    The initial indications from these early trials are that this has a lot of promise. It's many years before this is going to be widely used, but cancer researchers are extremely excited about this.


    And yet this is happening, Miles, at a time when federal dollars, the money that's required to do this research is getting scarcer.



    I was tempted to put that at the top of my list, because the — every researcher I talk to, every scientist I speak with speaks about what a dark time it is for federal funding for basic scientific research.

    A lot of people in Washington would say, well, why don't we have the private sector fund this? The private sector doesn't fund things if it doesn't see a good solid business plan. There is a role for foundation money and federal funding to fund basic research, this kind of thing.

    When we're talking about this work on cancer, the big pharma entities did not get involved in this until very recently. All this work happened in large part thanks to federal funding, which was there when there was no business plan, there was no obvious conclusion.
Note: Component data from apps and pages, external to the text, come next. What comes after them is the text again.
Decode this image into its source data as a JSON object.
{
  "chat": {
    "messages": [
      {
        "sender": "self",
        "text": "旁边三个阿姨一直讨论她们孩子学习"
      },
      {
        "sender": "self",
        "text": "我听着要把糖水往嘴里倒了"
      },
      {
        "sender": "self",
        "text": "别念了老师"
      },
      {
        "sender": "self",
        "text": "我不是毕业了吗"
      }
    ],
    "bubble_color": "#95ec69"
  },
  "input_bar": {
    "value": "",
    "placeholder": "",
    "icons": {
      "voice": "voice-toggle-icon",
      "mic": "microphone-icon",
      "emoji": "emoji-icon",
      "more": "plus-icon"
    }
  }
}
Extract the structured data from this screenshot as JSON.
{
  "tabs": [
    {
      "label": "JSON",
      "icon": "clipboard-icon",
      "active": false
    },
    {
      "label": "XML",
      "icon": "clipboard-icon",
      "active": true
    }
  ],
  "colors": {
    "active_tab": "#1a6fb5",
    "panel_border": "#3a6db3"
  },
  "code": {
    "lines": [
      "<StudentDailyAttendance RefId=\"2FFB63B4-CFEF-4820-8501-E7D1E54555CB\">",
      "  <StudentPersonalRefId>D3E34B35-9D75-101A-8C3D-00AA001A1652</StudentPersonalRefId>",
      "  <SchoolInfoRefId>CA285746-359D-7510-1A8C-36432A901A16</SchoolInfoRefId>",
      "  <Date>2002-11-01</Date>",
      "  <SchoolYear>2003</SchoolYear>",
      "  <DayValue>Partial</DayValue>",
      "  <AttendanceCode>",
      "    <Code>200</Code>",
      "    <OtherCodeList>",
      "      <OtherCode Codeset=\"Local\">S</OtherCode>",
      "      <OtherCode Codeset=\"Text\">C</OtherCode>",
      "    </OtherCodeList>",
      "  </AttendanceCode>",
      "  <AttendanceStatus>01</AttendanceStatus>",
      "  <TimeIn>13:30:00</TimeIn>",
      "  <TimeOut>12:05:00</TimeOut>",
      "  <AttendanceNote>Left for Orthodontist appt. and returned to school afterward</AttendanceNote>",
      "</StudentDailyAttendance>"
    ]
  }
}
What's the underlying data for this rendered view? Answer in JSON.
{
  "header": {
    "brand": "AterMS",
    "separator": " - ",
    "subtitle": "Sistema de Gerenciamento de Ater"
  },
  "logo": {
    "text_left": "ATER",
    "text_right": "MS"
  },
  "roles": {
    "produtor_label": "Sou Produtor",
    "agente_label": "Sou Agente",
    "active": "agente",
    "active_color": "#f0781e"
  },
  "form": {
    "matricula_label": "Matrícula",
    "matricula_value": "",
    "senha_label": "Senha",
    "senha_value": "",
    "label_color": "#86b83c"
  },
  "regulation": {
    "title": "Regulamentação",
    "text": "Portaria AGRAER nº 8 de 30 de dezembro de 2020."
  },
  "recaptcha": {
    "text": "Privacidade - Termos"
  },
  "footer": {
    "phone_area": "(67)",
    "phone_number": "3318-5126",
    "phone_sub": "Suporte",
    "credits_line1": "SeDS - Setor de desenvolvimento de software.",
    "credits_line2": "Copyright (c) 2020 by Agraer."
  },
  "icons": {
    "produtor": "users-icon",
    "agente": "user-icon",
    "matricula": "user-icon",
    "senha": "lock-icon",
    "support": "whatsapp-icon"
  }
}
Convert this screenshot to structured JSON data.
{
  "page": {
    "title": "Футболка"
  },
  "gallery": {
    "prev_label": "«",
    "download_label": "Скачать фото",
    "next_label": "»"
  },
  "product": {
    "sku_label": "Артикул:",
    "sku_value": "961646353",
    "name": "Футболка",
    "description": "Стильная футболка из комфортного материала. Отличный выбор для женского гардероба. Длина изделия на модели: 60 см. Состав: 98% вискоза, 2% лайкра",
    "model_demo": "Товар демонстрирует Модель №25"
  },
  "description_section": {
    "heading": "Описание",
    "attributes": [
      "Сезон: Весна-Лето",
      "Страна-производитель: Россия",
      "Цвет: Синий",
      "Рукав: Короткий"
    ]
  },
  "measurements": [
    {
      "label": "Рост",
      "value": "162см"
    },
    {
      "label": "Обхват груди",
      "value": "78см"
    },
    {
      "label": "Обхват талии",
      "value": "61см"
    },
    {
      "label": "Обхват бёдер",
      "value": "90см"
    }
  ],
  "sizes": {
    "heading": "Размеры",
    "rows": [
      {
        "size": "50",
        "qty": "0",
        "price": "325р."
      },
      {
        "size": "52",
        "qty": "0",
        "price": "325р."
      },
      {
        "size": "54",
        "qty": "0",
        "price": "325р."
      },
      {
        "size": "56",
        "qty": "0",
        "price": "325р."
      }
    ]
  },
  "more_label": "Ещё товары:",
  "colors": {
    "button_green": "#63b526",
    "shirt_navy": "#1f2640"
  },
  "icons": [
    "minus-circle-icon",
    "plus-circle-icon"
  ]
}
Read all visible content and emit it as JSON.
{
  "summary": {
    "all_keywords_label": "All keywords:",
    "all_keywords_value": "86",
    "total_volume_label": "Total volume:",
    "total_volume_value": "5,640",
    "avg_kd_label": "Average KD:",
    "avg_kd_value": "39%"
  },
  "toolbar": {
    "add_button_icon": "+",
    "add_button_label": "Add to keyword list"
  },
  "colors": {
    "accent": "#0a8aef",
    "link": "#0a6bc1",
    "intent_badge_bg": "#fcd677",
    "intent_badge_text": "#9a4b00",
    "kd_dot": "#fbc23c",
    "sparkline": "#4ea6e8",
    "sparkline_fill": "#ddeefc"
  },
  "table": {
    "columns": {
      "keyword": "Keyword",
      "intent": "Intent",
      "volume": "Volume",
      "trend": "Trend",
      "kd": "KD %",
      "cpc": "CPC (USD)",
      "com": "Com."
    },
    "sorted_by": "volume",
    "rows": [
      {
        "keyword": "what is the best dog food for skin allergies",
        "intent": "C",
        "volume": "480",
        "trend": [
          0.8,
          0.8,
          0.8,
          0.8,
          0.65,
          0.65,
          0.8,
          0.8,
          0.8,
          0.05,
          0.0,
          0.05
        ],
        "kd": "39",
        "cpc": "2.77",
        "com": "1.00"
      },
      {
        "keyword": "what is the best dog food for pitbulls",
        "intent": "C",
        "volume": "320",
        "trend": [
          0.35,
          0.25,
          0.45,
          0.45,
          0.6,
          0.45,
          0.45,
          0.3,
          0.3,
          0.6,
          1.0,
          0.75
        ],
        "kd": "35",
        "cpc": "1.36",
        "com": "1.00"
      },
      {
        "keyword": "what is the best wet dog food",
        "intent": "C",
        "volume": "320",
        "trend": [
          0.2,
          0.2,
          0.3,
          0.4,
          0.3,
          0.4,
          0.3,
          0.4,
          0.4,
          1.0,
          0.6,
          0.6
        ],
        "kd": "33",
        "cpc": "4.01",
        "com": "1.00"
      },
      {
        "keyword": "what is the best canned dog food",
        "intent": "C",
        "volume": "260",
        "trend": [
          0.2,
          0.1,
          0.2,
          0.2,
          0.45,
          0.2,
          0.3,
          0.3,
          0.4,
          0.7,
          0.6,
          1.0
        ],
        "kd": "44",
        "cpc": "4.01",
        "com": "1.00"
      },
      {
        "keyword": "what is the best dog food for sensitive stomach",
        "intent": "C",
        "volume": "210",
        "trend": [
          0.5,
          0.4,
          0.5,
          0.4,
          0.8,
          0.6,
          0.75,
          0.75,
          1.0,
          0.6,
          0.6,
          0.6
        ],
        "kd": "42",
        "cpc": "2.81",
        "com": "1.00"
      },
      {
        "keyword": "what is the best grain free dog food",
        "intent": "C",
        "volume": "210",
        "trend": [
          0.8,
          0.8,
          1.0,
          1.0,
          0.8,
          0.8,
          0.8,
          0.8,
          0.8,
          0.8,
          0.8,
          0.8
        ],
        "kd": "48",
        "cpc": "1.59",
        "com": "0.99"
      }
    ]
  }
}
    And this was a case where — in Washington earlier this year when we had the so-called sequester. These are the automatic across-the-board spending cuts, had a direct effect on the money that the organizations like the National Institutes of Health, other science-oriented organizations and how — and what their budgets were.


    They want into the sequester with flatlined or reduced budgets. The sequester really ruined a lot of good science.

    And a lot of the fundamental science that happens at NICHOLS: , which ultimately leads to cures for cancer, we hope, was set back tremendously. And this is something that, as Washington struggles with the budget, it's easy to say these things are, you know, extra and not necessary, but in the end we're talking about people's lives.


    And there have been some changes just recently with the budget agreement, but not — but a lot of that money is gone.


    No, it's gone.


    And it's going to stay gone.

    But — and there's a connection, Miles, with the last area that you want to point out. And that is space exploration.


    Well, I would be remiss if we didn't talk a little bit about space.

    And of course NASA has been affected dramatically by this. In this past year, one of the two Voyager spacecraft left the solar system. Into interstellar space, it went, launched in 1977. We could go on and on about the scientific data that it brought in during that time. It was a significant milestone. But in the same year that happened, the administration of NASA, Charlie Bolden, said, we're not going to be able to afford any of these so-called flagship missions in the future, again, budgetary type of problems.

    And, meanwhile, the Chinese have a rover on the moon. So what is it that the Chinese have learned about us that we have forgotten? I wonder about that.


    Miles O'Brien, our science correspondent, we thank you.


    You're welcome.